She argued that an earlier essay, by conservative political scientist Francis Fukuyama, did not consider that “marginalized groups [are] finally overcoming centuries-long efforts,” to deny them access to the ballot box and keep them out of white, male-dominated politics.

Abrams concluded that new “noisy voices represent the strongest tool to manage the growing pains of multicultural coexistence. By embracing identity and its prickly, uncomfortable contours, Americans will become more likely to grow as one.”

Abrams did not mention Trump. But he regularly uses white identity politics to stir up his base.

It can be seen in his attack on Mexicans as rapists and his denigration of “shithole countries.” And who can forget Trump’s false and repeated insinuation that President Obama was not born in the United States? That racist conspiracy theory was the springboard for Trump’s presidential run. 

What we see in Trump’s fear of women of color is resistance to the rapidly rising sun of racial change in our politics.

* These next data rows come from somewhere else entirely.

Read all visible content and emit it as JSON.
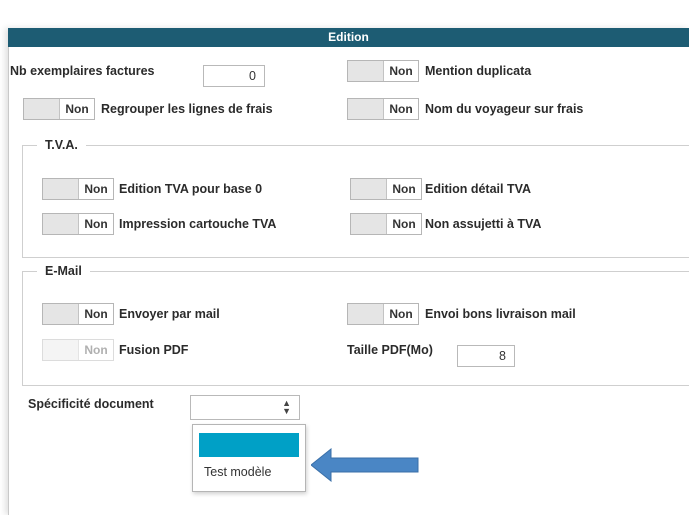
{
  "section": {
    "title": "Edition"
  },
  "toggle_state": "Non",
  "top": {
    "nb_exemplaires_label": "Nb exemplaires factures",
    "nb_exemplaires_value": "0",
    "mention_duplicata": "Mention duplicata",
    "regrouper_frais": "Regrouper les lignes de frais",
    "nom_voyageur": "Nom du voyageur sur frais"
  },
  "tva": {
    "legend": "T.V.A.",
    "edition_base0": "Edition TVA pour base 0",
    "edition_detail": "Edition détail TVA",
    "impression_cartouche": "Impression cartouche TVA",
    "non_assujetti": "Non assujetti à TVA"
  },
  "email": {
    "legend": "E-Mail",
    "envoyer_mail": "Envoyer par mail",
    "envoi_bons": "Envoi bons livraison mail",
    "fusion_pdf": "Fusion PDF",
    "taille_pdf_label": "Taille PDF(Mo)",
    "taille_pdf_value": "8"
  },
  "specificite": {
    "label": "Spécificité document",
    "selected_value": "",
    "options": [
      "",
      "Test modèle"
    ]
  },
  "colors": {
    "header": "#1d5c73",
    "highlight": "#00a0c6",
    "arrow": "#4a86c5"
  },
  "icons": {
    "select_arrows": "updown-chevron-icon",
    "pointer": "left-arrow-icon"
  }
}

Juan Williams is an author, and a political analyst for Fox News Channel.